§ **Problem requirements**
Give only the number of lines in the records that include the string "Enter".

§ **Information**
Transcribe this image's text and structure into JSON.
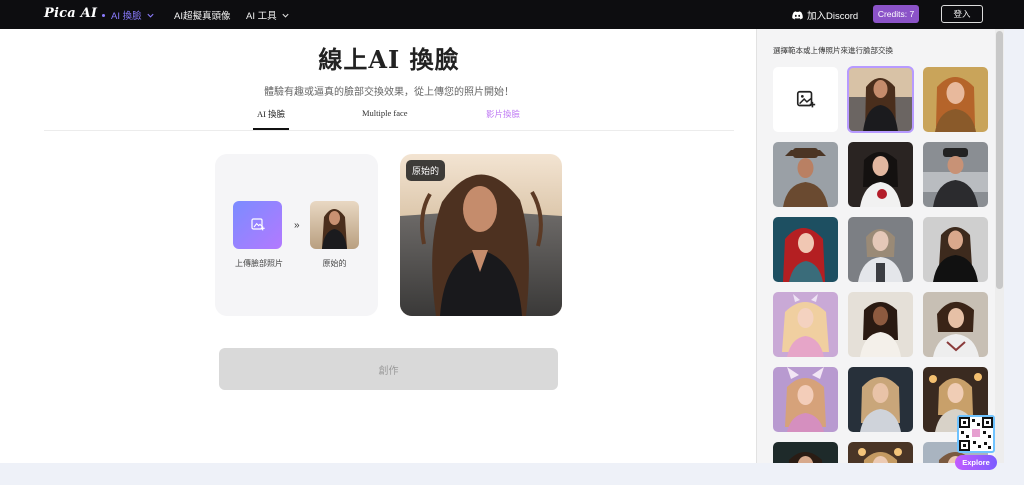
{
  "nav": {
    "logo": "Pica AI",
    "items": [
      {
        "label": "AI 換臉",
        "active": true
      },
      {
        "label": "AI超擬真頭像",
        "active": false
      },
      {
        "label": "AI 工具",
        "active": false
      }
    ],
    "discord_label": "加入Discord",
    "credits_label": "Credits: 7",
    "login_label": "登入"
  },
  "main": {
    "title": "線上AI 換臉",
    "subtitle": "體驗有趣或逼真的臉部交換效果，從上傳您的照片開始！",
    "tabs": [
      {
        "label": "AI 換臉",
        "active": true
      },
      {
        "label": "Multiple face",
        "active": false
      },
      {
        "label": "影片換臉",
        "active": false
      }
    ],
    "upload_label": "上傳臉部照片",
    "arrow": "»",
    "original_label": "原始的",
    "preview_tag": "原始的",
    "create_button": "創作"
  },
  "right_panel": {
    "title": "選擇範本或上傳照片來進行臉部交換",
    "templates_count_visible": 17
  },
  "floating": {
    "explore_label": "Explore"
  },
  "colors": {
    "nav_bg": "#0d0d10",
    "accent_purple": "#8b53c8",
    "nav_active": "#8b7cff",
    "selected_outline": "#b79aff",
    "create_disabled": "#d9d9d9"
  }
}
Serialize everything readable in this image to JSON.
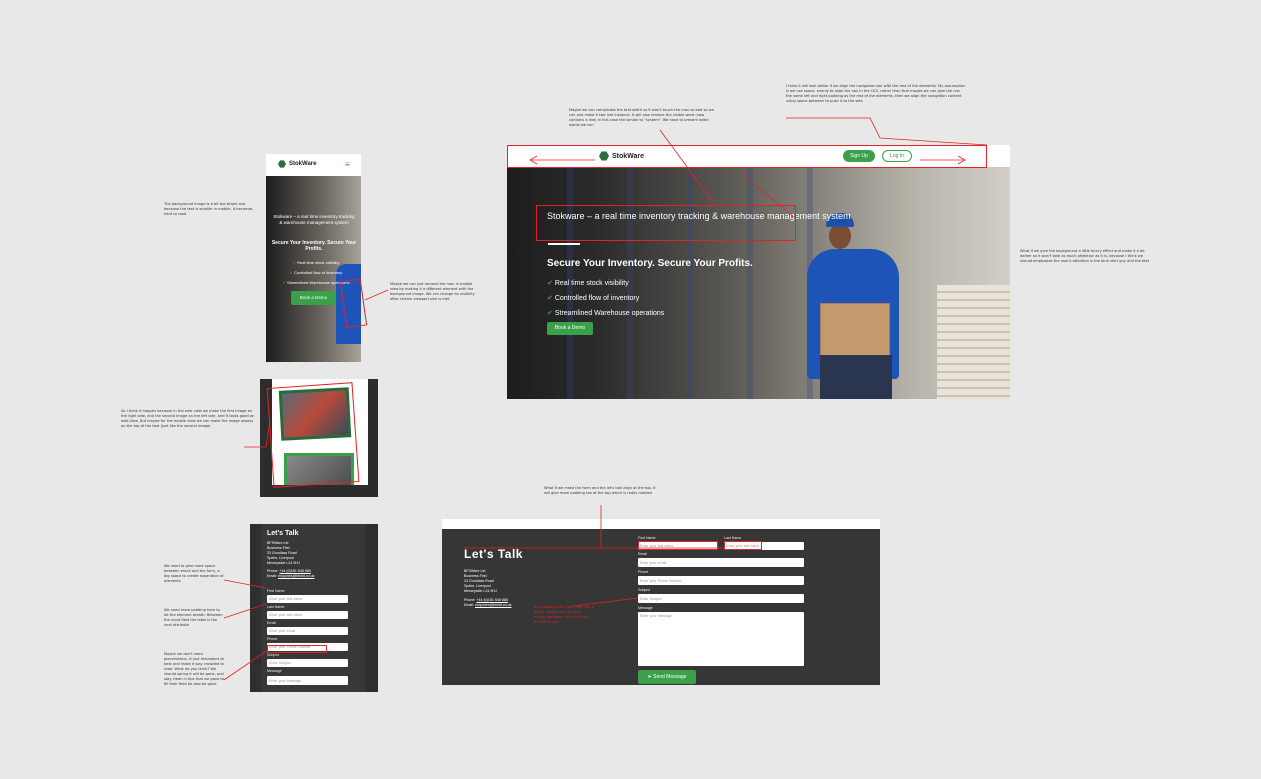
{
  "annotations": {
    "nav_note": "I think it will look better if we align the navigation bar with the rest of the elements. My assumption is we use space- evenly to align the nav in the CSS, rather than that maybe we can give the nav the same left and right padding as the rest of the elements, then we align the navigation content using space-between to push it to the side",
    "title_note": "Maybe we can complicate the text width so it won't touch the man so bad so we can and make it two line instance. It will also remove the visible word (now contains a line) in this case the similar to \"system\". We have to present wider words we can",
    "blur_note": "What if we give the background a little blurry effect and make it a bit darker so it won't take as much attention as it is, because I think we should emphasize the user's attention is the blue shirt guy and the text",
    "mobile_bg_note": "The background image is a bit too bright and because the text is smaller in mobile, it becomes hard to read",
    "mobile_man_note": "Maybe we can just remove the man in mobile view by making it a different element with the background image. We can change its visibility after certain viewport size is met",
    "gallery_note": "So I think it happen because in the web view we make the first image on the right side, and the second image on the left side, and it looks good on web-View. But maybe for the mobile view we can make the image always on the top of the text (just like the second image)",
    "spacing_note": "We need to give more space between email and the form, a big space to create separation of elements",
    "padding_note": "We need more padding here to let the element breath. Between the input field the label is the next attribute",
    "placeholder_note": "Maybe we don't need placeholders. It just redundant at best and make it way crowded to read. What do you think? We should spring it will be gone, and stay clean in tips that we gave to fill their field be also be gone",
    "form_note": "What if we make the form and the let's talk align at the top. It will give more padding too at the top which is really needed",
    "contact_note": "the address info might look like a block, maybe we can give margin between them to keep the hierarchy"
  },
  "desktop_hero": {
    "brand": "StokWare",
    "signup": "Sign Up",
    "login": "Log In",
    "title": "Stokware – a real time inventory tracking & warehouse management system",
    "headline": "Secure Your Inventory. Secure Your Profits.",
    "features": [
      "Real time stock visibility",
      "Controlled flow of inventory",
      "Streamlined Warehouse operations"
    ],
    "cta": "Book a Demo"
  },
  "mobile_hero": {
    "brand": "StokWare",
    "title": "Stokware – a real time inventory tracking & warehouse management system",
    "headline": "Secure Your Inventory. Secure Your Profits.",
    "features": [
      "Real time stock visibility",
      "Controlled flow of inventory",
      "Streamlined Warehouse operations"
    ],
    "cta": "Book a Demo"
  },
  "lets_talk": {
    "heading": "Let's Talk",
    "company": "BFSWare Ltd",
    "address": [
      "Business First",
      "23 Goodlass Road",
      "Speke, Liverpool",
      "Merseyside L24 9HJ"
    ],
    "phone_label": "Phone:",
    "phone": "+44 (0)151 546 885",
    "email_label": "Email:",
    "email": "enquiries@bfsltd.co.uk",
    "labels": {
      "first": "First Name",
      "last": "Last Name",
      "email": "Email",
      "phone": "Phone",
      "subject": "Subject",
      "message": "Message"
    },
    "placeholders": {
      "first": "Enter your first name",
      "last": "Enter your last name",
      "email": "Enter your email",
      "phone": "Enter your Phone Number",
      "subject": "Enter Subject",
      "message": "Enter your Message"
    },
    "send": "Send Message"
  },
  "colors": {
    "accent": "#3aa04a",
    "annotation": "#e02424",
    "dark_panel": "#363636"
  }
}
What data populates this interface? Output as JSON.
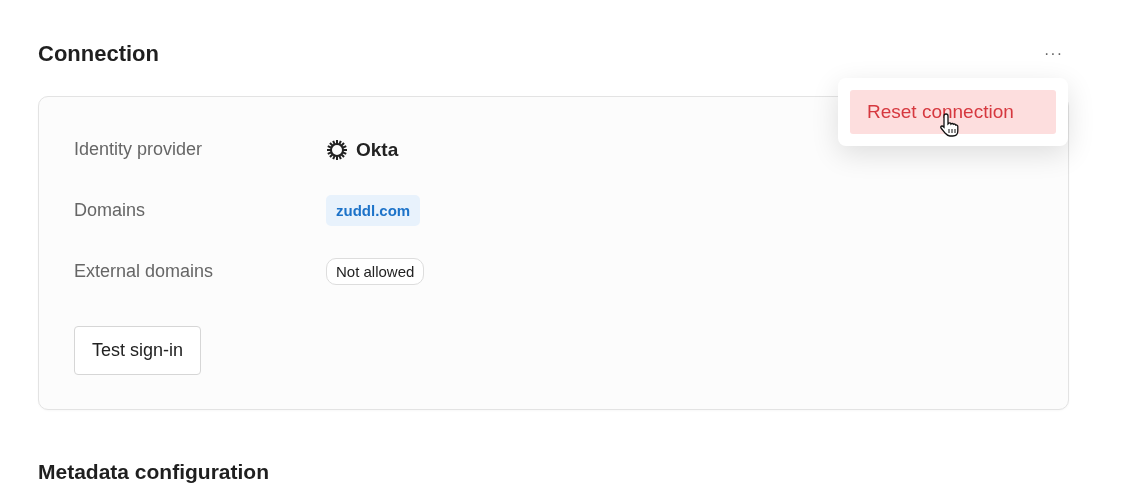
{
  "section_title": "Connection",
  "more_menu": {
    "label": "···",
    "open": true,
    "items": [
      {
        "label": "Reset connection",
        "kind": "danger",
        "hovered": true
      }
    ]
  },
  "fields": [
    {
      "label": "Identity provider",
      "kind": "provider",
      "value": "Okta"
    },
    {
      "label": "Domains",
      "kind": "tag",
      "value": "zuddl.com"
    },
    {
      "label": "External domains",
      "kind": "pill",
      "value": "Not allowed"
    }
  ],
  "test_button": "Test sign-in",
  "next_section_title": "Metadata configuration"
}
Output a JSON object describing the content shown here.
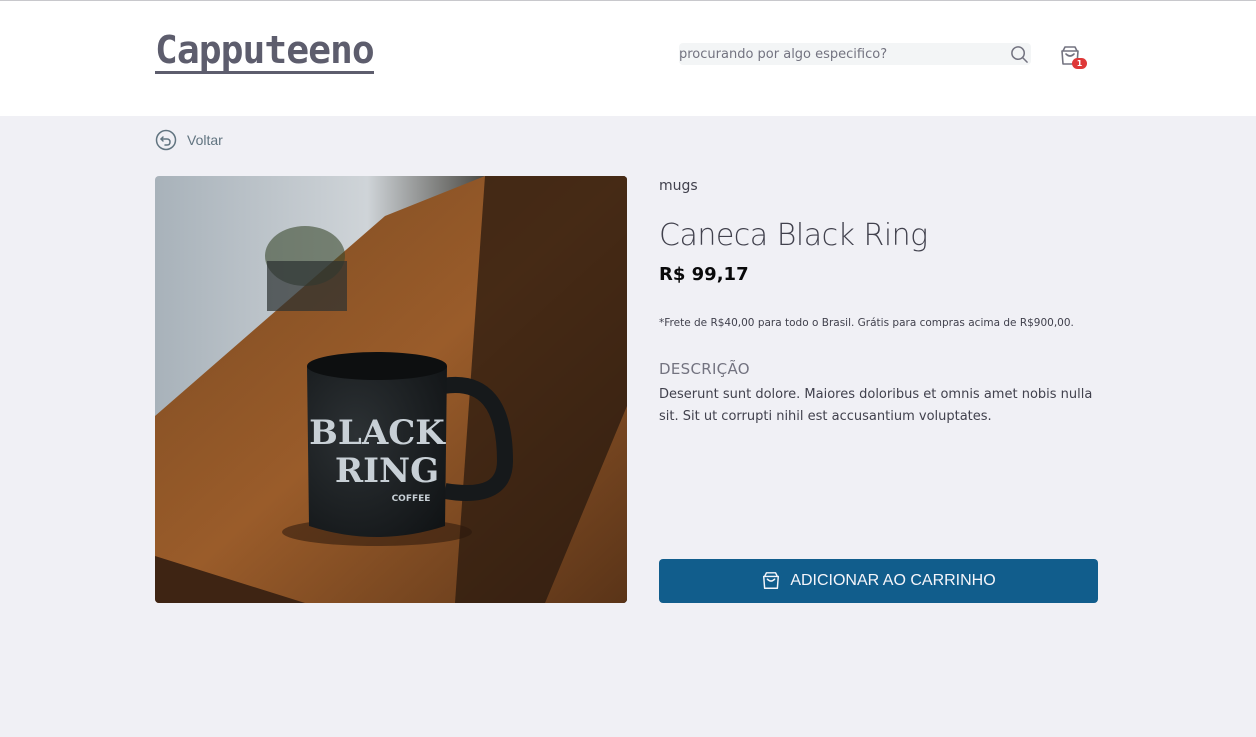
{
  "header": {
    "logo": "Capputeeno",
    "search_placeholder": "procurando por algo especifico?",
    "cart_count": "1"
  },
  "nav": {
    "back_label": "Voltar"
  },
  "product": {
    "category": "mugs",
    "name": "Caneca Black Ring",
    "price": "R$ 99,17",
    "shipping_note": "*Frete de R$40,00 para todo o Brasil. Grátis para compras acima de R$900,00.",
    "description_label": "DESCRIÇÃO",
    "description": "Deserunt sunt dolore. Maiores doloribus et omnis amet nobis nulla sit. Sit ut corrupti nihil est accusantium voluptates.",
    "image_text": [
      "BLACK",
      "RING",
      "COFFEE"
    ]
  },
  "actions": {
    "add_to_cart_label": "ADICIONAR AO CARRINHO"
  },
  "colors": {
    "primary": "#115d8c",
    "badge": "#de3838",
    "background": "#f0f0f5",
    "text": "#41414d"
  }
}
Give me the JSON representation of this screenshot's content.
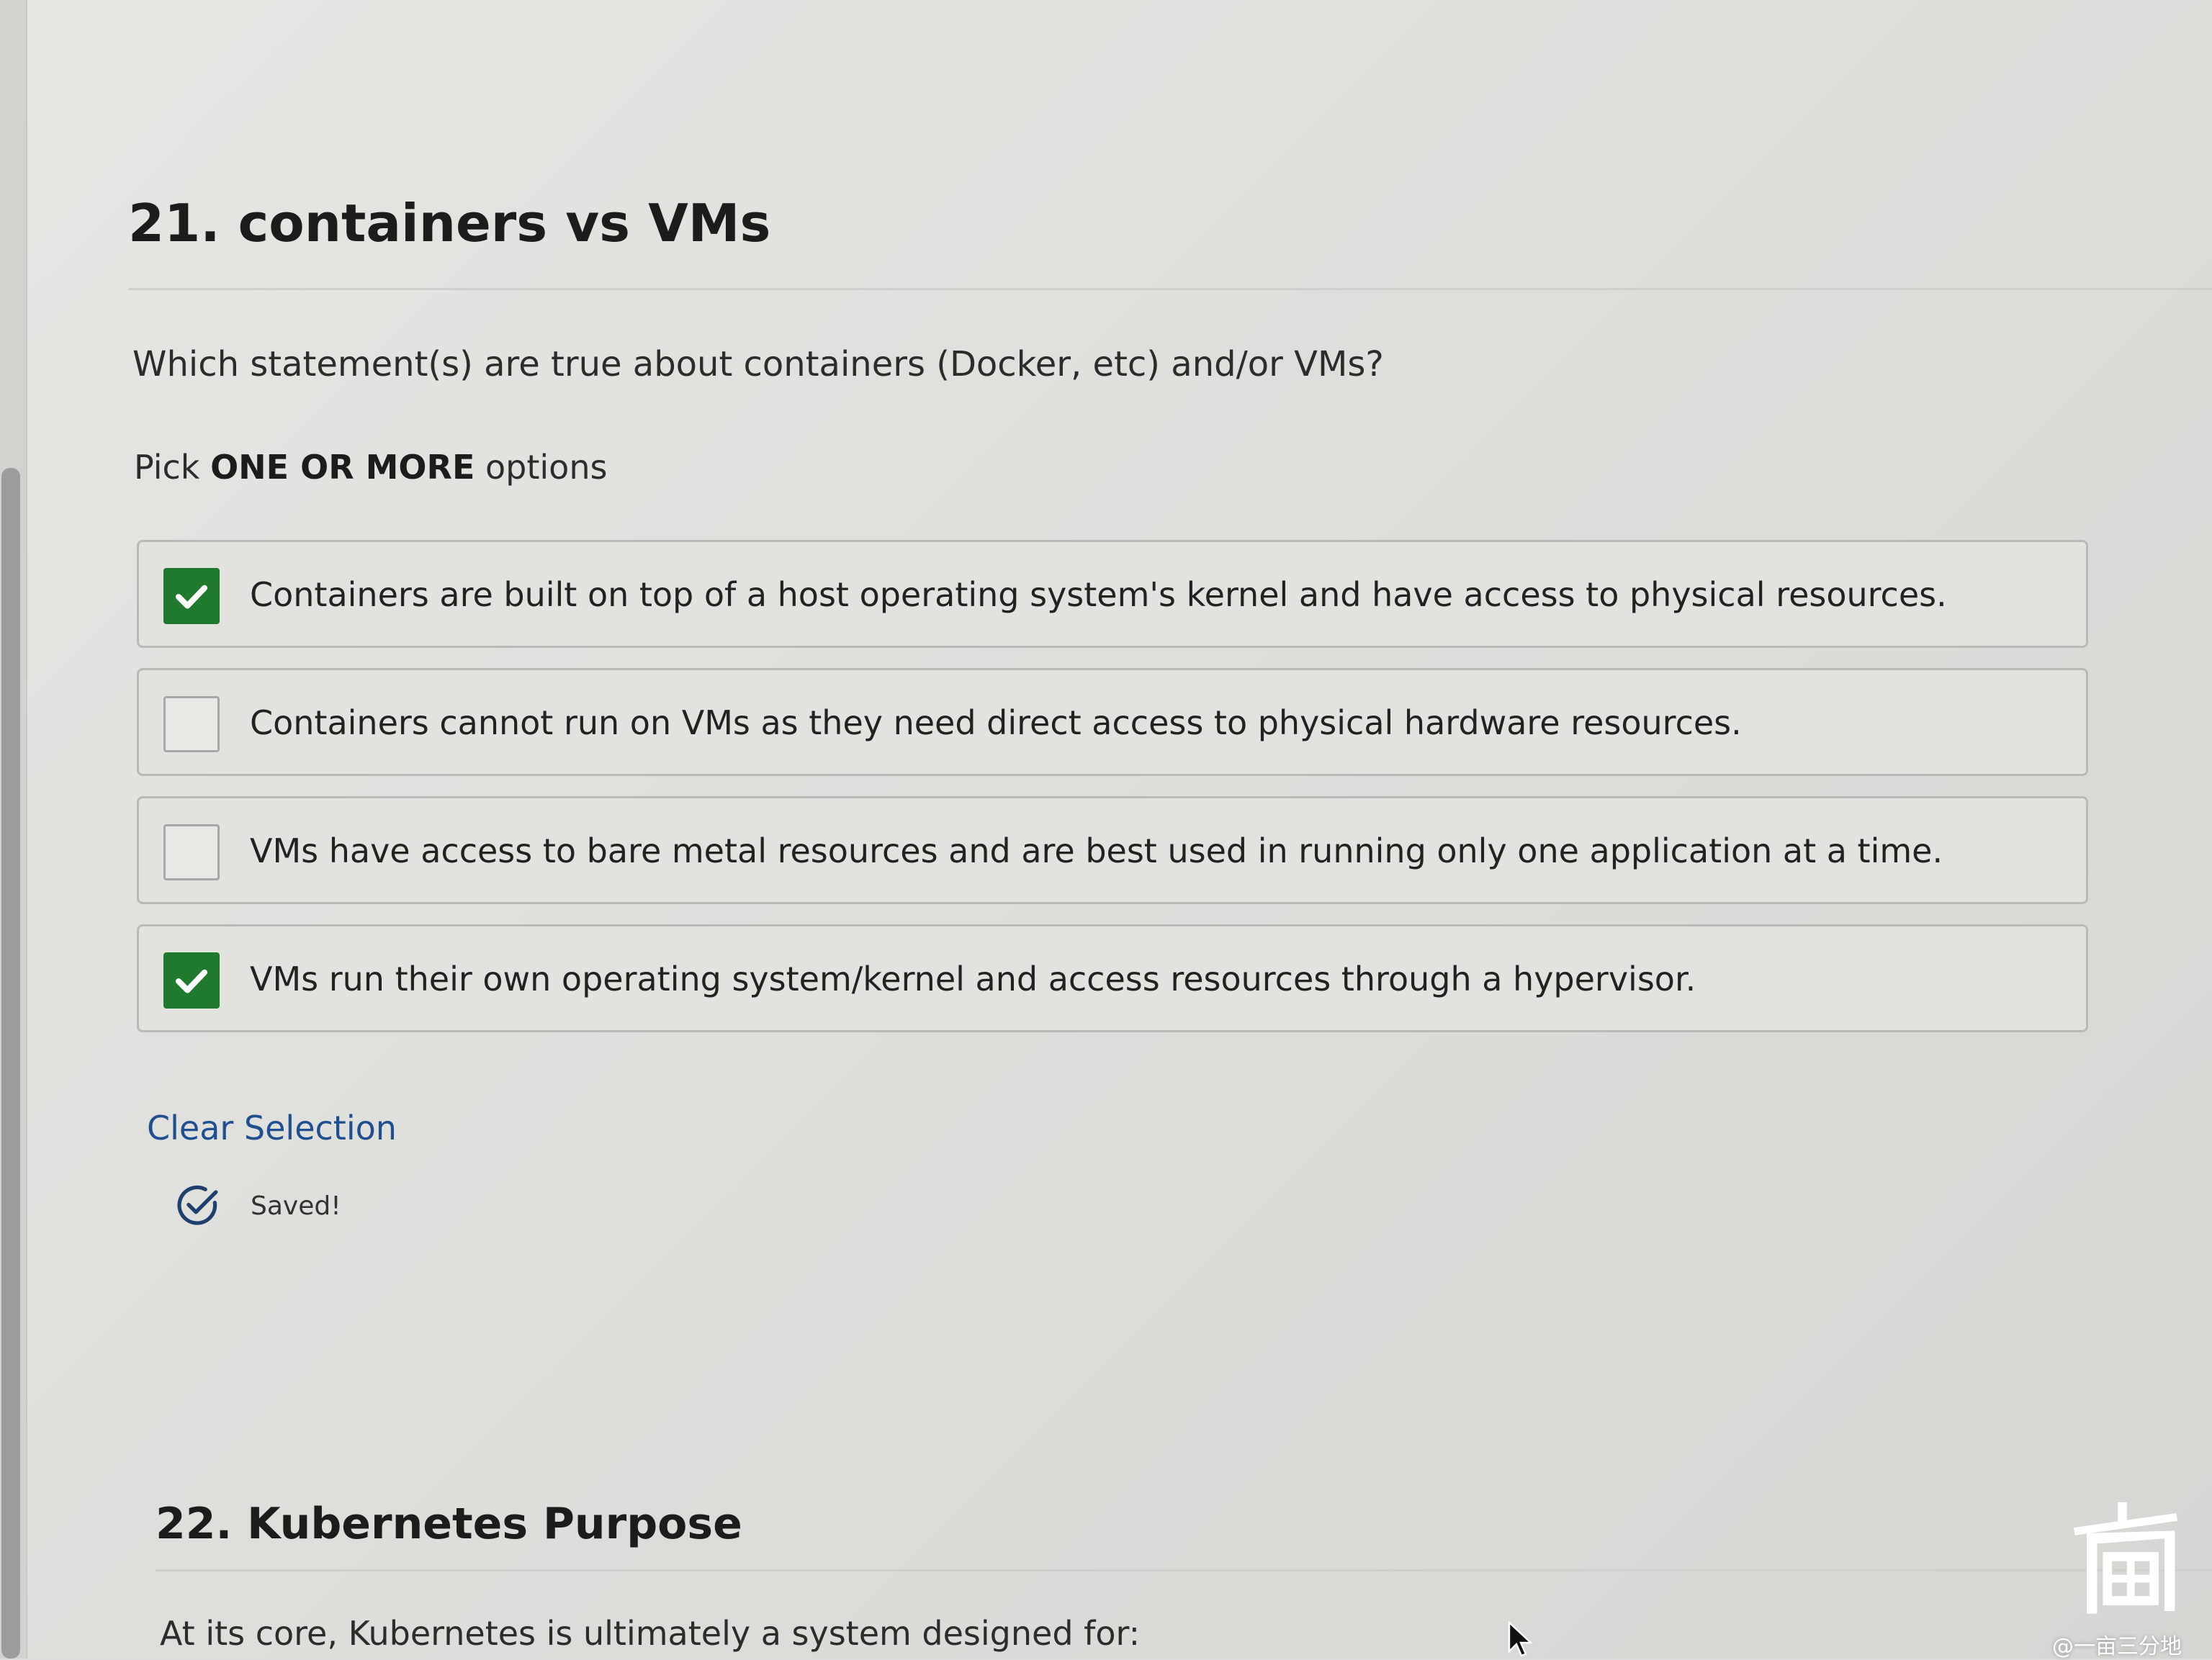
{
  "question": {
    "number_title": "21. containers vs VMs",
    "text": "Which statement(s) are true about containers (Docker, etc) and/or VMs?",
    "instruction_prefix": "Pick",
    "instruction_bold": "ONE OR MORE",
    "instruction_suffix": "options",
    "options": [
      {
        "label": "Containers are built on top of a host operating system's kernel and have access to physical resources.",
        "checked": true
      },
      {
        "label": "Containers cannot run on VMs as they need direct access to physical hardware resources.",
        "checked": false
      },
      {
        "label": "VMs have access to bare metal resources and are best used in running only one application at a time.",
        "checked": false
      },
      {
        "label": "VMs run their own operating system/kernel and access resources through a hypervisor.",
        "checked": true
      }
    ],
    "clear_selection_label": "Clear Selection",
    "saved_label": "Saved!"
  },
  "next_question": {
    "number_title": "22. Kubernetes Purpose",
    "text": "At its core, Kubernetes is ultimately a system designed for:"
  },
  "watermark": {
    "text": "@一亩三分地"
  },
  "colors": {
    "checked_green": "#1f7a2e",
    "link_blue": "#1f4f8f"
  },
  "icons": {
    "checkbox_checked": "checkmark-icon",
    "saved": "check-circle-icon",
    "cursor": "mouse-cursor-icon"
  }
}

§ **Output below**
6